Ma’aden said it began commercial production at the Mansourah-Massarah mine in the first quarter and expects to reach the maximum production capacity during this year. It held nearly seven million ounces in gold resources at the end of 2023, with a production capacity of 250,000 ounces a year.

Saudi Arabia, the world’s largest oil exporter, has been looking to diversify away from crude exports by developing sectors including tourism, hospitality and finance.

Mining is a key component of the kingdom’s drive to attract foreign direct investment as laid out in the Vision 2030 plan.
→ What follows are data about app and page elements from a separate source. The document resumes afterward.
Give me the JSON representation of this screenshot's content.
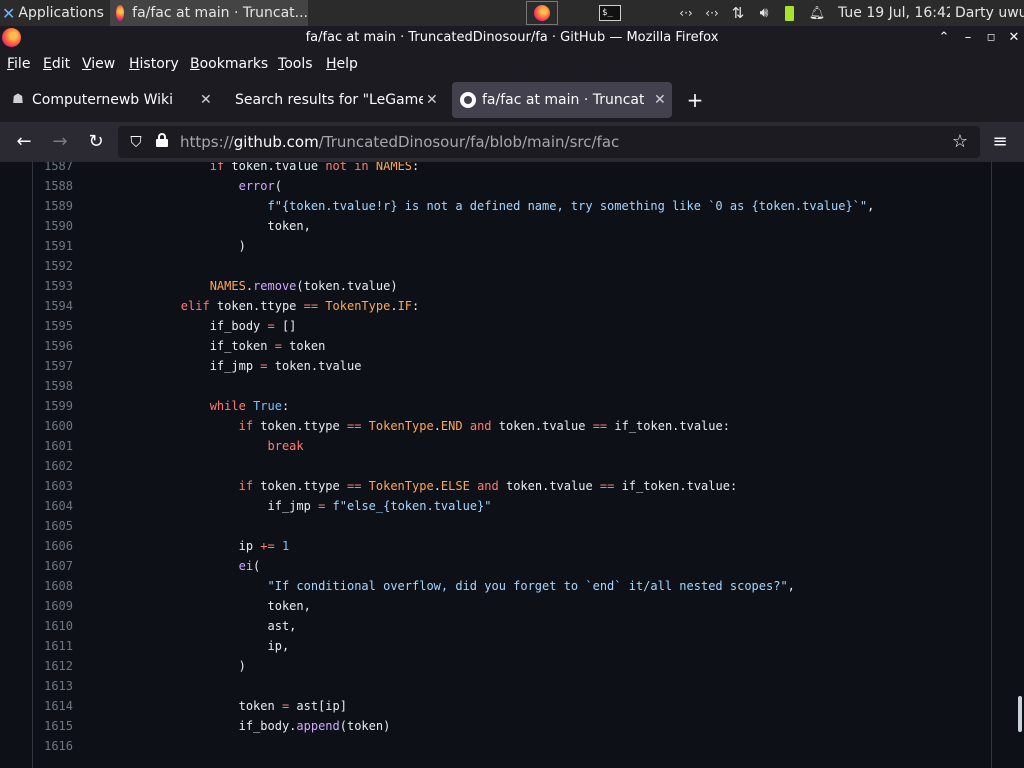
{
  "panel": {
    "applications_label": "Applications",
    "taskbar_window_title": "fa/fac at main · Truncat...",
    "clock": "Tue 19 Jul, 16:42",
    "user": "Darty uwu"
  },
  "window": {
    "title": "fa/fac at main · TruncatedDinosour/fa · GitHub — Mozilla Firefox"
  },
  "menu": [
    "File",
    "Edit",
    "View",
    "History",
    "Bookmarks",
    "Tools",
    "Help"
  ],
  "tabs": [
    {
      "label": "Computernewb Wiki",
      "icon": "wiki-icon",
      "active": false
    },
    {
      "label": "Search results for \"LeGamer",
      "icon": "none",
      "active": false
    },
    {
      "label": "fa/fac at main · Truncate",
      "icon": "github-icon",
      "active": true
    }
  ],
  "url": {
    "prefix": "https://",
    "host": "github.com",
    "path": "/TruncatedDinosour/fa/blob/main/src/fac"
  },
  "code": {
    "lines": [
      {
        "n": "1587",
        "t": [
          [
            "            ",
            ""
          ],
          [
            "if",
            "kw"
          ],
          [
            " token.tvalue ",
            ""
          ],
          [
            "not in",
            "kw"
          ],
          [
            " ",
            ""
          ],
          [
            "NAMES",
            "cls"
          ],
          [
            ":",
            ""
          ]
        ]
      },
      {
        "n": "1588",
        "t": [
          [
            "                ",
            ""
          ],
          [
            "error",
            "fn"
          ],
          [
            "(",
            ""
          ]
        ]
      },
      {
        "n": "1589",
        "t": [
          [
            "                    ",
            ""
          ],
          [
            "f\"{token.tvalue!r} is not a defined name, try something like `0 as {token.tvalue}`\"",
            "str"
          ],
          [
            ",",
            ""
          ]
        ]
      },
      {
        "n": "1590",
        "t": [
          [
            "                    token,",
            ""
          ]
        ]
      },
      {
        "n": "1591",
        "t": [
          [
            "                )",
            ""
          ]
        ]
      },
      {
        "n": "1592",
        "t": []
      },
      {
        "n": "1593",
        "t": [
          [
            "            ",
            ""
          ],
          [
            "NAMES",
            "cls"
          ],
          [
            ".",
            ""
          ],
          [
            "remove",
            "fn"
          ],
          [
            "(token.tvalue)",
            ""
          ]
        ]
      },
      {
        "n": "1594",
        "t": [
          [
            "        ",
            ""
          ],
          [
            "elif",
            "kw"
          ],
          [
            " token.ttype ",
            ""
          ],
          [
            "==",
            "kw"
          ],
          [
            " ",
            ""
          ],
          [
            "TokenType",
            "cls"
          ],
          [
            ".",
            ""
          ],
          [
            "IF",
            "cls"
          ],
          [
            ":",
            ""
          ]
        ]
      },
      {
        "n": "1595",
        "t": [
          [
            "            if_body ",
            ""
          ],
          [
            "=",
            "kw"
          ],
          [
            " []",
            ""
          ]
        ]
      },
      {
        "n": "1596",
        "t": [
          [
            "            if_token ",
            ""
          ],
          [
            "=",
            "kw"
          ],
          [
            " token",
            ""
          ]
        ]
      },
      {
        "n": "1597",
        "t": [
          [
            "            if_jmp ",
            ""
          ],
          [
            "=",
            "kw"
          ],
          [
            " token.tvalue",
            ""
          ]
        ]
      },
      {
        "n": "1598",
        "t": []
      },
      {
        "n": "1599",
        "t": [
          [
            "            ",
            ""
          ],
          [
            "while",
            "kw"
          ],
          [
            " ",
            ""
          ],
          [
            "True",
            "bi"
          ],
          [
            ":",
            ""
          ]
        ]
      },
      {
        "n": "1600",
        "t": [
          [
            "                ",
            ""
          ],
          [
            "if",
            "kw"
          ],
          [
            " token.ttype ",
            ""
          ],
          [
            "==",
            "kw"
          ],
          [
            " ",
            ""
          ],
          [
            "TokenType",
            "cls"
          ],
          [
            ".",
            ""
          ],
          [
            "END",
            "cls"
          ],
          [
            " ",
            ""
          ],
          [
            "and",
            "kw"
          ],
          [
            " token.tvalue ",
            ""
          ],
          [
            "==",
            "kw"
          ],
          [
            " if_token.tvalue:",
            ""
          ]
        ]
      },
      {
        "n": "1601",
        "t": [
          [
            "                    ",
            ""
          ],
          [
            "break",
            "kw"
          ]
        ]
      },
      {
        "n": "1602",
        "t": []
      },
      {
        "n": "1603",
        "t": [
          [
            "                ",
            ""
          ],
          [
            "if",
            "kw"
          ],
          [
            " token.ttype ",
            ""
          ],
          [
            "==",
            "kw"
          ],
          [
            " ",
            ""
          ],
          [
            "TokenType",
            "cls"
          ],
          [
            ".",
            ""
          ],
          [
            "ELSE",
            "cls"
          ],
          [
            " ",
            ""
          ],
          [
            "and",
            "kw"
          ],
          [
            " token.tvalue ",
            ""
          ],
          [
            "==",
            "kw"
          ],
          [
            " if_token.tvalue:",
            ""
          ]
        ]
      },
      {
        "n": "1604",
        "t": [
          [
            "                    if_jmp ",
            ""
          ],
          [
            "=",
            "kw"
          ],
          [
            " ",
            ""
          ],
          [
            "f\"else_{token.tvalue}\"",
            "str"
          ]
        ]
      },
      {
        "n": "1605",
        "t": []
      },
      {
        "n": "1606",
        "t": [
          [
            "                ip ",
            ""
          ],
          [
            "+=",
            "kw"
          ],
          [
            " ",
            ""
          ],
          [
            "1",
            "bi"
          ]
        ]
      },
      {
        "n": "1607",
        "t": [
          [
            "                ",
            ""
          ],
          [
            "ei",
            "fn"
          ],
          [
            "(",
            ""
          ]
        ]
      },
      {
        "n": "1608",
        "t": [
          [
            "                    ",
            ""
          ],
          [
            "\"If conditional overflow, did you forget to `end` it/all nested scopes?\"",
            "str"
          ],
          [
            ",",
            ""
          ]
        ]
      },
      {
        "n": "1609",
        "t": [
          [
            "                    token,",
            ""
          ]
        ]
      },
      {
        "n": "1610",
        "t": [
          [
            "                    ast,",
            ""
          ]
        ]
      },
      {
        "n": "1611",
        "t": [
          [
            "                    ip,",
            ""
          ]
        ]
      },
      {
        "n": "1612",
        "t": [
          [
            "                )",
            ""
          ]
        ]
      },
      {
        "n": "1613",
        "t": []
      },
      {
        "n": "1614",
        "t": [
          [
            "                token ",
            ""
          ],
          [
            "=",
            "kw"
          ],
          [
            " ast[ip]",
            ""
          ]
        ]
      },
      {
        "n": "1615",
        "t": [
          [
            "                if_body.",
            ""
          ],
          [
            "append",
            "fn"
          ],
          [
            "(token)",
            ""
          ]
        ]
      },
      {
        "n": "1616",
        "t": []
      }
    ]
  },
  "colors": {
    "code_bg": "#0d1117",
    "keyword": "#ff7b72",
    "string": "#a5d6ff",
    "function": "#d2a8ff",
    "class": "#ffa657",
    "constant": "#79c0ff"
  }
}
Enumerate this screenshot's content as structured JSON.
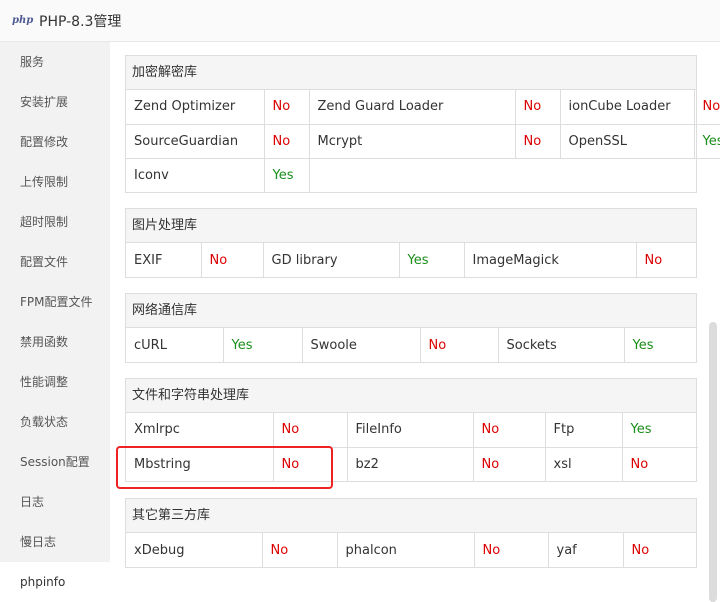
{
  "window": {
    "logo_text": "php",
    "title": "PHP-8.3管理"
  },
  "sidebar": {
    "items": [
      {
        "label": "服务"
      },
      {
        "label": "安装扩展"
      },
      {
        "label": "配置修改"
      },
      {
        "label": "上传限制"
      },
      {
        "label": "超时限制"
      },
      {
        "label": "配置文件"
      },
      {
        "label": "FPM配置文件"
      },
      {
        "label": "禁用函数"
      },
      {
        "label": "性能调整"
      },
      {
        "label": "负载状态"
      },
      {
        "label": "Session配置"
      },
      {
        "label": "日志"
      },
      {
        "label": "慢日志"
      },
      {
        "label": "phpinfo"
      }
    ],
    "active": "phpinfo"
  },
  "sections": {
    "crypto": {
      "title": "加密解密库",
      "rows": [
        [
          {
            "name": "Zend Optimizer",
            "status": "No"
          },
          {
            "name": "Zend Guard Loader",
            "status": "No"
          },
          {
            "name": "ionCube Loader",
            "status": "No"
          }
        ],
        [
          {
            "name": "SourceGuardian",
            "status": "No"
          },
          {
            "name": "Mcrypt",
            "status": "No"
          },
          {
            "name": "OpenSSL",
            "status": "Yes"
          }
        ],
        [
          {
            "name": "Iconv",
            "status": "Yes"
          }
        ]
      ]
    },
    "image": {
      "title": "图片处理库",
      "rows": [
        [
          {
            "name": "EXIF",
            "status": "No"
          },
          {
            "name": "GD library",
            "status": "Yes"
          },
          {
            "name": "ImageMagick",
            "status": "No"
          }
        ]
      ]
    },
    "network": {
      "title": "网络通信库",
      "rows": [
        [
          {
            "name": "cURL",
            "status": "Yes"
          },
          {
            "name": "Swoole",
            "status": "No"
          },
          {
            "name": "Sockets",
            "status": "Yes"
          }
        ]
      ]
    },
    "text": {
      "title": "文件和字符串处理库",
      "rows": [
        [
          {
            "name": "Xmlrpc",
            "status": "No"
          },
          {
            "name": "FileInfo",
            "status": "No"
          },
          {
            "name": "Ftp",
            "status": "Yes"
          }
        ],
        [
          {
            "name": "Mbstring",
            "status": "No"
          },
          {
            "name": "bz2",
            "status": "No"
          },
          {
            "name": "xsl",
            "status": "No"
          }
        ]
      ]
    },
    "third": {
      "title": "其它第三方库",
      "rows": [
        [
          {
            "name": "xDebug",
            "status": "No"
          },
          {
            "name": "phalcon",
            "status": "No"
          },
          {
            "name": "yaf",
            "status": "No"
          }
        ]
      ]
    }
  },
  "colors": {
    "no": "#dd0000",
    "yes": "#1a8d1a",
    "highlight": "#ee2222"
  }
}
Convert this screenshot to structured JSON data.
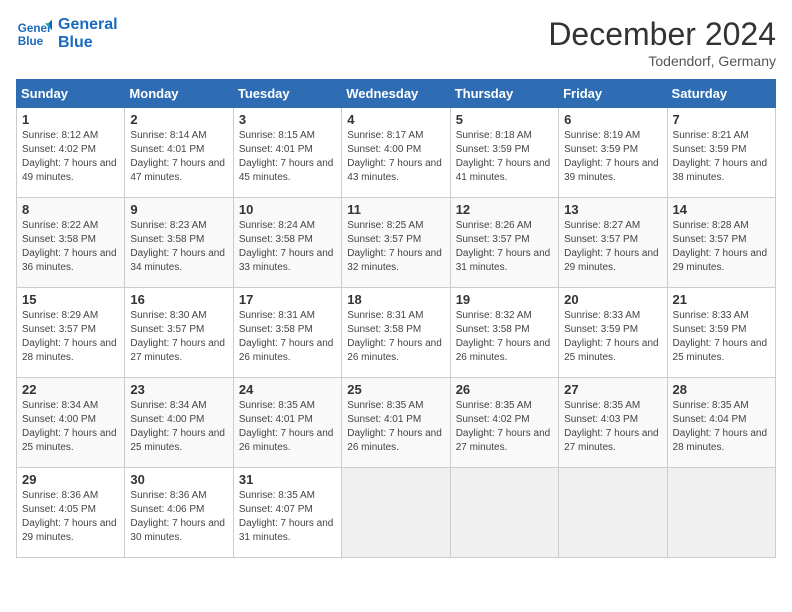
{
  "header": {
    "logo_line1": "General",
    "logo_line2": "Blue",
    "month": "December 2024",
    "location": "Todendorf, Germany"
  },
  "days_of_week": [
    "Sunday",
    "Monday",
    "Tuesday",
    "Wednesday",
    "Thursday",
    "Friday",
    "Saturday"
  ],
  "weeks": [
    [
      {
        "num": "1",
        "sunrise": "Sunrise: 8:12 AM",
        "sunset": "Sunset: 4:02 PM",
        "daylight": "Daylight: 7 hours and 49 minutes."
      },
      {
        "num": "2",
        "sunrise": "Sunrise: 8:14 AM",
        "sunset": "Sunset: 4:01 PM",
        "daylight": "Daylight: 7 hours and 47 minutes."
      },
      {
        "num": "3",
        "sunrise": "Sunrise: 8:15 AM",
        "sunset": "Sunset: 4:01 PM",
        "daylight": "Daylight: 7 hours and 45 minutes."
      },
      {
        "num": "4",
        "sunrise": "Sunrise: 8:17 AM",
        "sunset": "Sunset: 4:00 PM",
        "daylight": "Daylight: 7 hours and 43 minutes."
      },
      {
        "num": "5",
        "sunrise": "Sunrise: 8:18 AM",
        "sunset": "Sunset: 3:59 PM",
        "daylight": "Daylight: 7 hours and 41 minutes."
      },
      {
        "num": "6",
        "sunrise": "Sunrise: 8:19 AM",
        "sunset": "Sunset: 3:59 PM",
        "daylight": "Daylight: 7 hours and 39 minutes."
      },
      {
        "num": "7",
        "sunrise": "Sunrise: 8:21 AM",
        "sunset": "Sunset: 3:59 PM",
        "daylight": "Daylight: 7 hours and 38 minutes."
      }
    ],
    [
      {
        "num": "8",
        "sunrise": "Sunrise: 8:22 AM",
        "sunset": "Sunset: 3:58 PM",
        "daylight": "Daylight: 7 hours and 36 minutes."
      },
      {
        "num": "9",
        "sunrise": "Sunrise: 8:23 AM",
        "sunset": "Sunset: 3:58 PM",
        "daylight": "Daylight: 7 hours and 34 minutes."
      },
      {
        "num": "10",
        "sunrise": "Sunrise: 8:24 AM",
        "sunset": "Sunset: 3:58 PM",
        "daylight": "Daylight: 7 hours and 33 minutes."
      },
      {
        "num": "11",
        "sunrise": "Sunrise: 8:25 AM",
        "sunset": "Sunset: 3:57 PM",
        "daylight": "Daylight: 7 hours and 32 minutes."
      },
      {
        "num": "12",
        "sunrise": "Sunrise: 8:26 AM",
        "sunset": "Sunset: 3:57 PM",
        "daylight": "Daylight: 7 hours and 31 minutes."
      },
      {
        "num": "13",
        "sunrise": "Sunrise: 8:27 AM",
        "sunset": "Sunset: 3:57 PM",
        "daylight": "Daylight: 7 hours and 29 minutes."
      },
      {
        "num": "14",
        "sunrise": "Sunrise: 8:28 AM",
        "sunset": "Sunset: 3:57 PM",
        "daylight": "Daylight: 7 hours and 29 minutes."
      }
    ],
    [
      {
        "num": "15",
        "sunrise": "Sunrise: 8:29 AM",
        "sunset": "Sunset: 3:57 PM",
        "daylight": "Daylight: 7 hours and 28 minutes."
      },
      {
        "num": "16",
        "sunrise": "Sunrise: 8:30 AM",
        "sunset": "Sunset: 3:57 PM",
        "daylight": "Daylight: 7 hours and 27 minutes."
      },
      {
        "num": "17",
        "sunrise": "Sunrise: 8:31 AM",
        "sunset": "Sunset: 3:58 PM",
        "daylight": "Daylight: 7 hours and 26 minutes."
      },
      {
        "num": "18",
        "sunrise": "Sunrise: 8:31 AM",
        "sunset": "Sunset: 3:58 PM",
        "daylight": "Daylight: 7 hours and 26 minutes."
      },
      {
        "num": "19",
        "sunrise": "Sunrise: 8:32 AM",
        "sunset": "Sunset: 3:58 PM",
        "daylight": "Daylight: 7 hours and 26 minutes."
      },
      {
        "num": "20",
        "sunrise": "Sunrise: 8:33 AM",
        "sunset": "Sunset: 3:59 PM",
        "daylight": "Daylight: 7 hours and 25 minutes."
      },
      {
        "num": "21",
        "sunrise": "Sunrise: 8:33 AM",
        "sunset": "Sunset: 3:59 PM",
        "daylight": "Daylight: 7 hours and 25 minutes."
      }
    ],
    [
      {
        "num": "22",
        "sunrise": "Sunrise: 8:34 AM",
        "sunset": "Sunset: 4:00 PM",
        "daylight": "Daylight: 7 hours and 25 minutes."
      },
      {
        "num": "23",
        "sunrise": "Sunrise: 8:34 AM",
        "sunset": "Sunset: 4:00 PM",
        "daylight": "Daylight: 7 hours and 25 minutes."
      },
      {
        "num": "24",
        "sunrise": "Sunrise: 8:35 AM",
        "sunset": "Sunset: 4:01 PM",
        "daylight": "Daylight: 7 hours and 26 minutes."
      },
      {
        "num": "25",
        "sunrise": "Sunrise: 8:35 AM",
        "sunset": "Sunset: 4:01 PM",
        "daylight": "Daylight: 7 hours and 26 minutes."
      },
      {
        "num": "26",
        "sunrise": "Sunrise: 8:35 AM",
        "sunset": "Sunset: 4:02 PM",
        "daylight": "Daylight: 7 hours and 27 minutes."
      },
      {
        "num": "27",
        "sunrise": "Sunrise: 8:35 AM",
        "sunset": "Sunset: 4:03 PM",
        "daylight": "Daylight: 7 hours and 27 minutes."
      },
      {
        "num": "28",
        "sunrise": "Sunrise: 8:35 AM",
        "sunset": "Sunset: 4:04 PM",
        "daylight": "Daylight: 7 hours and 28 minutes."
      }
    ],
    [
      {
        "num": "29",
        "sunrise": "Sunrise: 8:36 AM",
        "sunset": "Sunset: 4:05 PM",
        "daylight": "Daylight: 7 hours and 29 minutes."
      },
      {
        "num": "30",
        "sunrise": "Sunrise: 8:36 AM",
        "sunset": "Sunset: 4:06 PM",
        "daylight": "Daylight: 7 hours and 30 minutes."
      },
      {
        "num": "31",
        "sunrise": "Sunrise: 8:35 AM",
        "sunset": "Sunset: 4:07 PM",
        "daylight": "Daylight: 7 hours and 31 minutes."
      },
      null,
      null,
      null,
      null
    ]
  ]
}
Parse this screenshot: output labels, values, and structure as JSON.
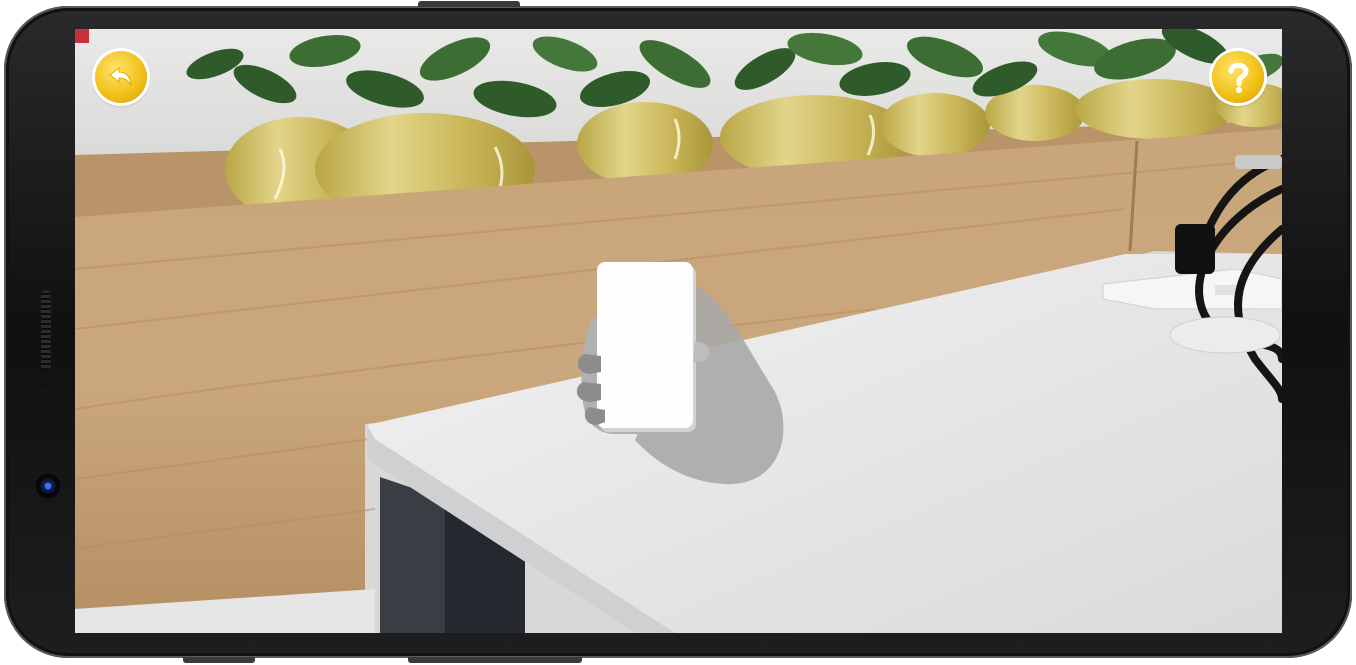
{
  "device": {
    "model": "android-phone-landscape"
  },
  "scene": {
    "description_icon": "camera-feed"
  },
  "toolbar": {
    "back_icon": "back-arrow-icon",
    "help_icon": "question-mark-icon",
    "accent_color": "#f2c21a"
  },
  "hint": {
    "icon": "hand-holding-phone-icon"
  }
}
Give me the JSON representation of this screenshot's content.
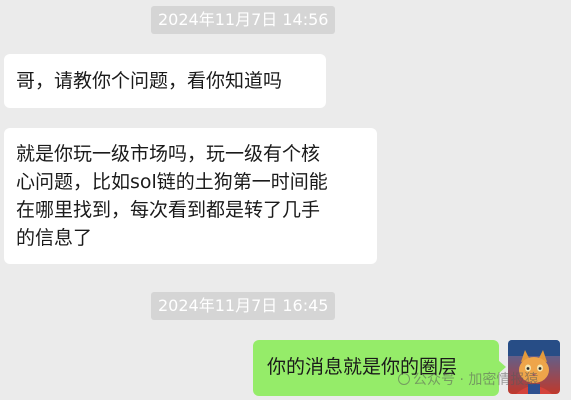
{
  "chat": {
    "timestamps": [
      "2024年11月7日 14:56",
      "2024年11月7日 16:45"
    ],
    "messages": [
      {
        "sender": "other",
        "lines": [
          "哥，请教你个问题，看你知道吗"
        ]
      },
      {
        "sender": "other",
        "lines": [
          "就是你玩一级市场吗，玩一级有个核",
          "心问题，比如sol链的土狗第一时间能",
          "在哪里找到，每次看到都是转了几手",
          "的信息了"
        ]
      },
      {
        "sender": "self",
        "lines": [
          "你的消息就是你的圈层"
        ]
      }
    ],
    "self_avatar_icon": "avatar-cat-icon"
  },
  "watermark": {
    "text": "公众号 · 加密情报猿"
  },
  "colors": {
    "background": "#ebebeb",
    "incoming_bubble": "#ffffff",
    "outgoing_bubble": "#95ec69",
    "timestamp_bg": "#d5d5d5",
    "timestamp_text": "#ffffff"
  }
}
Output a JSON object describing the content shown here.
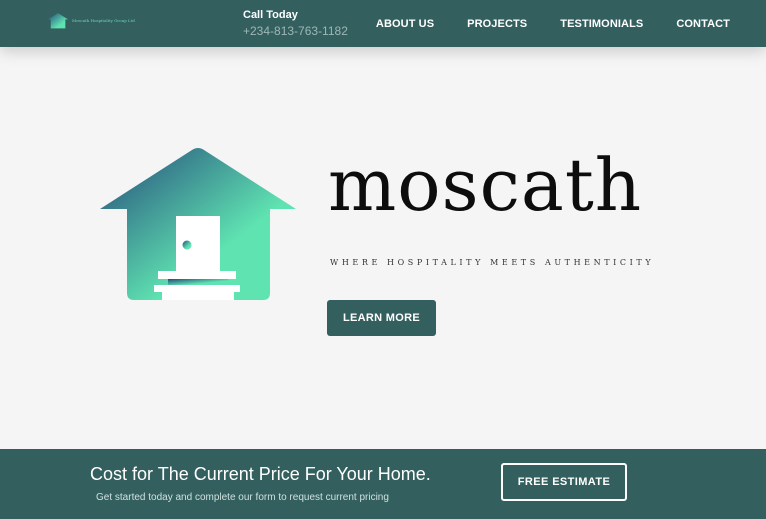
{
  "header": {
    "logo_text": "Moscath Hospitality Group Ltd",
    "call_label": "Call Today",
    "phone": "+234-813-763-1182",
    "nav": [
      {
        "label": "ABOUT US"
      },
      {
        "label": "PROJECTS"
      },
      {
        "label": "TESTIMONIALS"
      },
      {
        "label": "CONTACT"
      }
    ]
  },
  "hero": {
    "brand": "moscath",
    "tagline": "WHERE HOSPITALITY MEETS AUTHENTICITY",
    "cta_label": "LEARN MORE",
    "icon": "house-icon"
  },
  "footer_band": {
    "title": "Cost for The Current Price For Your Home.",
    "subtitle": "Get started today and complete our form to request current pricing",
    "button_label": "FREE ESTIMATE"
  },
  "colors": {
    "primary": "#33605f",
    "gradient_start": "#24497a",
    "gradient_end": "#5fe3b1",
    "background": "#f5f5f5"
  }
}
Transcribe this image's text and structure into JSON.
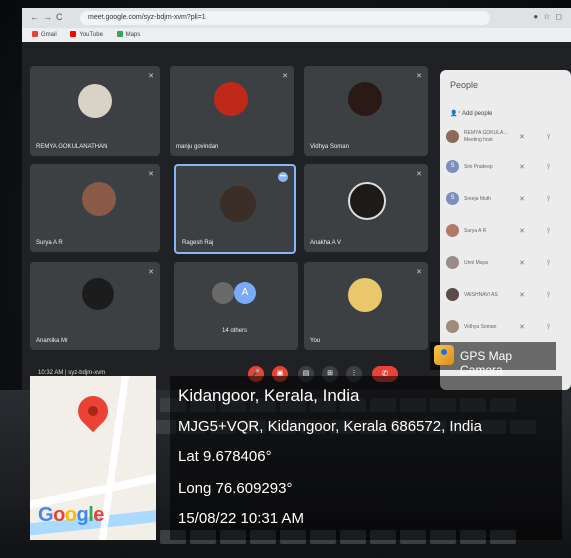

It aims to more than triple the mining sector’s contribution to the nation’s economic output by the end of the decade.

Meanwhile, Ma'aden swung to a net profit of 890 million Saudi riyals ($237.30 million) in the fourth quarter of 2023, from a loss of 83 million riyals in the third quarter, the company said in a filing to the Tadawul stock exchange, where its shares are traded.

Revenue during the same period jumped 29 per cent to 8.04 billion riyals, supported by higher overall sales prices and volumes.

Ma’aden, one of the largest exporters of phosphate fertilisers globally, said fourth-quarter sales from its phosphate business stood at 4.72 billion riyals, up from 3.25 billion riyals in the third quarter.

The company’s aluminium sales grew 12 per cent quarter-over-quarter to 2.4 billion riyals in the final three months of 2023.

Ma’aden’s sales of base metals and minerals, which includes gold, rose to 897 million riyals in the fourth quarter from 812 million riyals in the third quarter.

For the full-year 2023, the company’s net profit dropped 83 per cent year-on-year to 1.58 billion riyals, while revenue fell 27 per cent to 29.27 billion riyals.

Russia's invasion of Ukraine in 2022 exacerbated already tight global fertiliser supplies, boosting prices to all-time highs.

Ma’aden expects the global phosphate market to remain stable this year, with higher demand in key markets offsetting a return in supply.

Following a period of reduced manufacturing activity worldwide, the aluminium market is projected to become more stable in 2024 amid increasing demand for the metal in North America and Europe, coupled with a recovery of manufacturing activity in China, the company said.

Ma’aden warned that the prices of natural gas and diesel used in its operations will rise slightly from the first quarter, which will increase the company’s total annual cost of sales by about 3.2 per cent.

“We continue to monitor disruptions in the Red Sea and work with our customers to minimise impact,” the company said.

Updated: February 26, 2024, 12:00 PM